NMSU President John Floros said in an interview that hemp has the potential to revitalize farms across the state and he expects the industry to grow quickly given its profitability.
"We're importing a lot of products and bi-products of industrial hemp so this would give us the opportunity to produce industrial hemp here locally so we can create alternative income for our farmers," he said.
The effort stems from legislation that passed in 2017 and eventually became law earlier this year after the New Mexico Supreme Court settled a veto fight.
There's also a push in Congress by Senate Majority Leader Mitch McConnell to make hemp a legal agricultural commodity, removing it from the federal list of controlled substances.
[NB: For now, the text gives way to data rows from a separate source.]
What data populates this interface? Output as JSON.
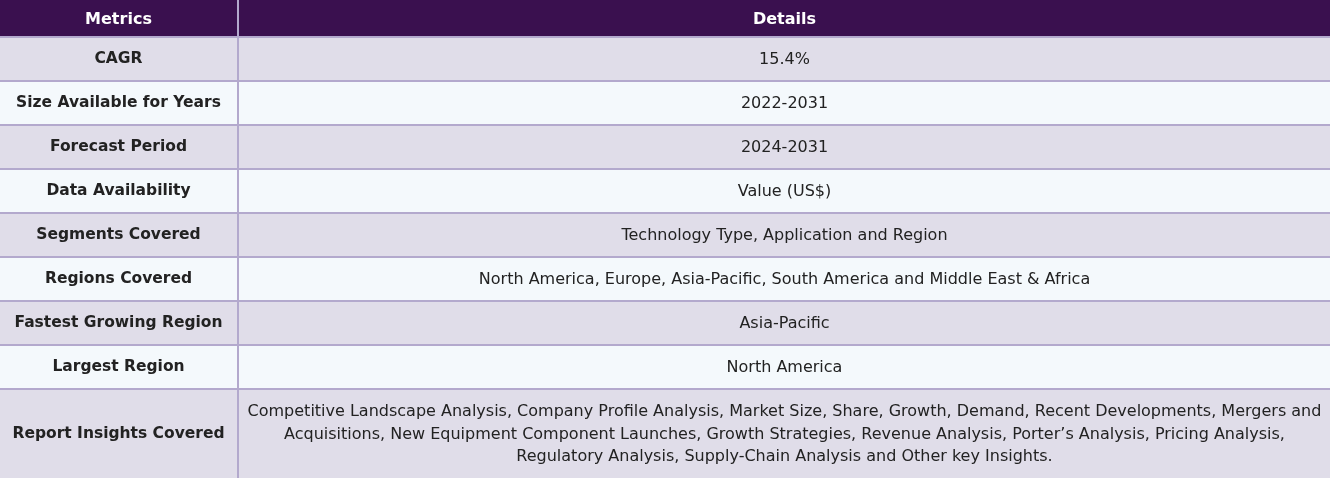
{
  "table": {
    "columns": [
      "Metrics",
      "Details"
    ],
    "rows": [
      {
        "metric": "CAGR",
        "details": "15.4%"
      },
      {
        "metric": "Size Available for Years",
        "details": "2022-2031"
      },
      {
        "metric": "Forecast Period",
        "details": "2024-2031"
      },
      {
        "metric": "Data Availability",
        "details": "Value (US$)"
      },
      {
        "metric": "Segments Covered",
        "details": "Technology Type, Application and Region"
      },
      {
        "metric": "Regions Covered",
        "details": "North America, Europe, Asia-Pacific, South America and Middle East & Africa"
      },
      {
        "metric": "Fastest Growing Region",
        "details": "Asia-Pacific"
      },
      {
        "metric": "Largest Region",
        "details": "North America"
      },
      {
        "metric": "Report Insights Covered",
        "details": "Competitive Landscape Analysis, Company Profile Analysis, Market Size, Share, Growth, Demand, Recent Developments, Mergers and Acquisitions, New Equipment Component Launches, Growth Strategies, Revenue Analysis, Porter’s Analysis, Pricing Analysis, Regulatory Analysis, Supply-Chain Analysis and Other key Insights."
      }
    ]
  }
}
Floros said that would provide more assurances for farmers in New Mexico and elsewhere.
In McConnell's home state of Kentucky, legalizing the crop went from a fringe issue to a mainstream cause and that state has emerged as a leader in developing a hemp industry.
Hemp and marijuana are the same species, but hemp has a negligible amount of THC, the psychoactive compound that gives marijuana users a high. It has many uses, from rope and clothing to milk, cooking oil, soaps and lotions.
Hemp's comeback started with the 2014 federal farm bill, which included a provision allowing states to pursue hemp research and development. That allowed the crop to be grown on an experimental basis.
Nearly 78,000 acres (31,500 hectares) of hemp were grown nationally this year, up from nearly 26,000 acres (10,500 hectares) in 2017. Montana, Colorado and Oregon joined Kentucky as top 2018 producers, according to Vote Hemp.
It's too early to say how many New Mexico farmers might shift from alfalfa or other more water-intensive crops.
While New Mexico farmers would be starting from scratch next year, Floros said New Mexico State University's experts in economics, marketing, engineering and biochemistry will be valuable in helping the industry get off the ground.
The other benefit, he said, is New Mexico's climate and soil.
Under the rules, the growers will be working closely with the state agriculture department. Their crops will have to be tested to ensure the THC level is below a certain percentage. Crops will be destroyed if the levels exceed the standard.